Another memory: one night, as a camp, we watched The Joy Luck Club, based on the novel of the same name by Amy Tan. It was a beautiful but extremely sad movie about mother-daughter relationships and the struggle to understand people you love, especially across cultures. Of course, by the end of it half the camp was crying, and it was a nice bonding time with a few of my new friends to cry together and talk about our moms. Amy Tan was one of our mentors, and I spent a lunch hour sharing a seat with another student at her incredibly popular table, listening to her fascinating stories.
We were in dorms without AC (despite the fact that the theater and cafeteria were air-conditioned and often too cold), but luckily it got a little cooler later in the week. For a few days, my roommate and I mostly bonded over the heat, until we worked together to get a flying cricket-bug out the window at one in the morning, and it was such a production that after that we were much more comfortable with each other.
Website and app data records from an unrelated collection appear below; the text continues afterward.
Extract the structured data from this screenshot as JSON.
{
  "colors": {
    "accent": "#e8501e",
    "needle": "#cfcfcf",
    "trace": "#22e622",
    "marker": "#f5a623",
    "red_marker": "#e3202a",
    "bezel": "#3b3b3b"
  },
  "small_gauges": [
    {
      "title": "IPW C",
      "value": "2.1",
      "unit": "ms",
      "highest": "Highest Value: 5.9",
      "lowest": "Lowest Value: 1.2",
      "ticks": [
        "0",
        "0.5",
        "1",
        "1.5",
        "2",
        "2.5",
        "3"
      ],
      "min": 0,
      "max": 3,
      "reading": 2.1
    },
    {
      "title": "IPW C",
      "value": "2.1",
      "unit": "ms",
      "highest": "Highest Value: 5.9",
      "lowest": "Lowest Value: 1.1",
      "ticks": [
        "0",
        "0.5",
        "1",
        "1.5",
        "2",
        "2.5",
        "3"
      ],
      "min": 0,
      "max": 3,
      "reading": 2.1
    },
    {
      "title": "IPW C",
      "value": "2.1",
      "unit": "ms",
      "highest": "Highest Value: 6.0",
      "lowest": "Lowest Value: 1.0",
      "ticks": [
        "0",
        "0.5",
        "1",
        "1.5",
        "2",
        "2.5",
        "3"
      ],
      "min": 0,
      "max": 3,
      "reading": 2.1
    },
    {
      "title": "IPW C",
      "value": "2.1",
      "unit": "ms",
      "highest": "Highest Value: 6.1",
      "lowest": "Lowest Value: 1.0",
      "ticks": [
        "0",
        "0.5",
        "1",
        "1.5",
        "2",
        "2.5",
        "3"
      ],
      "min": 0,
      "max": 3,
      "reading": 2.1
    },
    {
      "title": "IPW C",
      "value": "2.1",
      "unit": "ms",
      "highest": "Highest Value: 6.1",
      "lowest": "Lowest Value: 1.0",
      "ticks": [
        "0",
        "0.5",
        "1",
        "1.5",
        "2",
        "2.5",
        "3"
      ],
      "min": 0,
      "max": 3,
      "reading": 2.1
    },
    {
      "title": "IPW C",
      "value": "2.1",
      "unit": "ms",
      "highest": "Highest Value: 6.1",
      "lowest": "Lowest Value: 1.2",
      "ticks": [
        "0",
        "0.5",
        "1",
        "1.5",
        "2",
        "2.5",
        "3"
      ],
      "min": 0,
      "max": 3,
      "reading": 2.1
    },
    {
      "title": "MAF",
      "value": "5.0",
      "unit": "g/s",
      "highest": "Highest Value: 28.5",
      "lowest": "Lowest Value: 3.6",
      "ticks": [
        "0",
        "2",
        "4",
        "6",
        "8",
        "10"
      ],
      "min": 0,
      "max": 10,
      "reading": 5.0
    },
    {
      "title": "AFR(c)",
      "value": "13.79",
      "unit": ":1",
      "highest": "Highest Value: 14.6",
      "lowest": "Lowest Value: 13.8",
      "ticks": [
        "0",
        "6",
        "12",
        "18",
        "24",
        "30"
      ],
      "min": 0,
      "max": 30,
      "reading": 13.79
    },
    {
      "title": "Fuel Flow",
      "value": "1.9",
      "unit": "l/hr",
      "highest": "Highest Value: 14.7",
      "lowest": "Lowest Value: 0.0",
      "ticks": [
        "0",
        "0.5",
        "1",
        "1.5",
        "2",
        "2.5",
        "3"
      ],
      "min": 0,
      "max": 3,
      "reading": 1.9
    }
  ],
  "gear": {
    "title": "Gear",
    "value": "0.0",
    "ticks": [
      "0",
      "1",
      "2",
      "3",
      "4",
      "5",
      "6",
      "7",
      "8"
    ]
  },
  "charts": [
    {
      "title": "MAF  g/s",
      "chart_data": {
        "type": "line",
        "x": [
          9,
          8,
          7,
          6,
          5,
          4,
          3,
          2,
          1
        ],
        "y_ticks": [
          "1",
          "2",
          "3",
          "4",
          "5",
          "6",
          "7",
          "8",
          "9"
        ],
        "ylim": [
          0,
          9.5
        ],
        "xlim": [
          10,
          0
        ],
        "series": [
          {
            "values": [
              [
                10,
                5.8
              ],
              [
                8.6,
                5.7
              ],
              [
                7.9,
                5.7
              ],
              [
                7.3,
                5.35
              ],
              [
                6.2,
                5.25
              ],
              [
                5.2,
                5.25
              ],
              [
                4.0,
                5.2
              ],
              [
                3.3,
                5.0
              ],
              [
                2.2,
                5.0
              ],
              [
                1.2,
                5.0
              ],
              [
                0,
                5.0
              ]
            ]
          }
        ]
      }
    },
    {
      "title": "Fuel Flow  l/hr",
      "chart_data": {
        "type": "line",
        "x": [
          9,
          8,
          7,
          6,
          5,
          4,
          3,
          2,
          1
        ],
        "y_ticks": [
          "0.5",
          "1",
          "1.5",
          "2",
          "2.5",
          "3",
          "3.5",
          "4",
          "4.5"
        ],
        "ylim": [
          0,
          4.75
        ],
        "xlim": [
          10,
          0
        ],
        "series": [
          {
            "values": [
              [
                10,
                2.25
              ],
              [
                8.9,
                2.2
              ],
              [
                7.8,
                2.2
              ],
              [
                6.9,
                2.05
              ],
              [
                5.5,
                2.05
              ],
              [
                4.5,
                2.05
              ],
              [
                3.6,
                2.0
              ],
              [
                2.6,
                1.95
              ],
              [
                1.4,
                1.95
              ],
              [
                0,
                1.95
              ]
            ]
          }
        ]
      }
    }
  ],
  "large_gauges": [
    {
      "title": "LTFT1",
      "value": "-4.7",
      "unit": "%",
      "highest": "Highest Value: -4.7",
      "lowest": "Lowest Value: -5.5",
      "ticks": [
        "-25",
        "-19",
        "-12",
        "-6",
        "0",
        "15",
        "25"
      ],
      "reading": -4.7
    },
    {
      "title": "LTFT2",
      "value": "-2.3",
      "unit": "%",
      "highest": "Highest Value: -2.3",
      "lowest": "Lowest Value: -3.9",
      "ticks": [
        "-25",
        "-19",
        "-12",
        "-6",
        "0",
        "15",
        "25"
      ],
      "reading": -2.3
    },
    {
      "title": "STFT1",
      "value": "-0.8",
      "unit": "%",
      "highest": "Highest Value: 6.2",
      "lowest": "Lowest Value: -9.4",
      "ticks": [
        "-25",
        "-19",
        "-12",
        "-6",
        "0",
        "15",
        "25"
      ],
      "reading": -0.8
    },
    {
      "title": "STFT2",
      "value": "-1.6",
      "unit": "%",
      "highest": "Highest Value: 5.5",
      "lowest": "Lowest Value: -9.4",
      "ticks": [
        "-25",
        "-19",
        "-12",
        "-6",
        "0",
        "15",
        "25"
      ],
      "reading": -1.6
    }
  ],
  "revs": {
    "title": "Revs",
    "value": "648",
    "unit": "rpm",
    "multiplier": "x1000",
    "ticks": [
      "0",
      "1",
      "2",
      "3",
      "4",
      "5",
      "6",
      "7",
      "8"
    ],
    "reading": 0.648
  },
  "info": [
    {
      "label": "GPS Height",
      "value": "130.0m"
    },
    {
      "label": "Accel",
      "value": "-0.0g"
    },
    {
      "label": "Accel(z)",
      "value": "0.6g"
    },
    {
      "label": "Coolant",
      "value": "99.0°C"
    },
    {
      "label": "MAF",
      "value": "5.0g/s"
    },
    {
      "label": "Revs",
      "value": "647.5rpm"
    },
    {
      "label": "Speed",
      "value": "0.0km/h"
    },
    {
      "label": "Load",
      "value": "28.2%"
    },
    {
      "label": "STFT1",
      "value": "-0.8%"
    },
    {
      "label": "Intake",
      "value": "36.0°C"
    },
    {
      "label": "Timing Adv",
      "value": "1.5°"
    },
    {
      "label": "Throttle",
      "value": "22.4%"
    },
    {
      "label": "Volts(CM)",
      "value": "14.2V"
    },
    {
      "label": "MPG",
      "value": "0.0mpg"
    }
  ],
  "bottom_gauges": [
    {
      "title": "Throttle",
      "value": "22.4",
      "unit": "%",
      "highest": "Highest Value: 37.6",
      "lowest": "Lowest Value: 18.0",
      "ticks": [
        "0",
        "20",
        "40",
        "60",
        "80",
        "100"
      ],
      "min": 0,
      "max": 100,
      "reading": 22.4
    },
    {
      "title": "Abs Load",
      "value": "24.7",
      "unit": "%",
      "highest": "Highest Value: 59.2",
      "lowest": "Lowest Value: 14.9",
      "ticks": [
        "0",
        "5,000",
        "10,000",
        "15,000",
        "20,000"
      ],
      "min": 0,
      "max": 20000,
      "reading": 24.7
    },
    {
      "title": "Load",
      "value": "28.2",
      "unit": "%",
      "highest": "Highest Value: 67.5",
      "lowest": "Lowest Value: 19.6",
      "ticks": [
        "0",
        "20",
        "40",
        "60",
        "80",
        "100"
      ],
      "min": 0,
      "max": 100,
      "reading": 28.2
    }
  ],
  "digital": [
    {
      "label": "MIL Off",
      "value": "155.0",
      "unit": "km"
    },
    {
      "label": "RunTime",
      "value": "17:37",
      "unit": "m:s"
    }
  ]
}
An especially important memory is definitely the friends I made at the camp, and the moments we shared in between lectures and activities. In the bookstore at UPenn, Ezekiel and several more of us spent ages just discussing our favorite books, and I was so glad there were people that wanted to do that! One of my closest friends there, Autumn, loved to sing just as much as I do and we sang duets several times (she was very good at harmonies), much to the confusion of everyone else! I got to talk about NSLI-Y with Megan, Ayesha, and Alia, and encourage them to apply. And one night after dark we had s'mores, and I sat on the lawn to enjoy them with my new friends Julia, Katie, Maggie, and Stephany.
And last but of course not least, we had some of the best presentations and speakers I've ever heard. Here are some highlights: Zahi Hawass, Egyptian archaeologist and Egypt's former Minister of Antiquities Affairs, spoke to us about his work in Giza and the Valley of the Kings. Terry Garcia, the chief Science and Exploration Officer at National Geographic, talked about the society's work and the kinds of explorations that are happening right now. His presentation started with a wonderfully inspiring video that made most of the camp want to leap up and become adventurers, other mentors included! Richard Lederer, an author and grammarian, talked about the English language and made me fall in love with linguistics all over again. Leslie Griffith talked about sleep and its effects on the brain through experiments on fruit flies. Frances Jensen, a neuroscientist, talked about the teenage brain. A panel of explorers including Amy Tan (who apparently is an explorer as well), Mark Moffett (biologist and entomologist), and Frank Sulloway (who studies wildlife in the Galapagos) talked about exploring, discovering new species, and success. Finally, Alan Zweibel, a comedy writer who worked on Saturday Night Live, had us all rolling with laughter as he recounted the ups and downs of his career.
The time that we got to spend with these mentors and the opportunity to meet 130 amazing teenagers from around the U.S. meant that this camp was invaluable. It was also cool to spend time so near to where I'll be going to college (Bryn Mawr is about four minutes away from Rosemont), and I'm convinced I'm going to love the climate, despite the heat. I'm home for only a week before we go to visit my great-aunt and -uncle in Quebec, Canada, so I'm enjoying it while I can!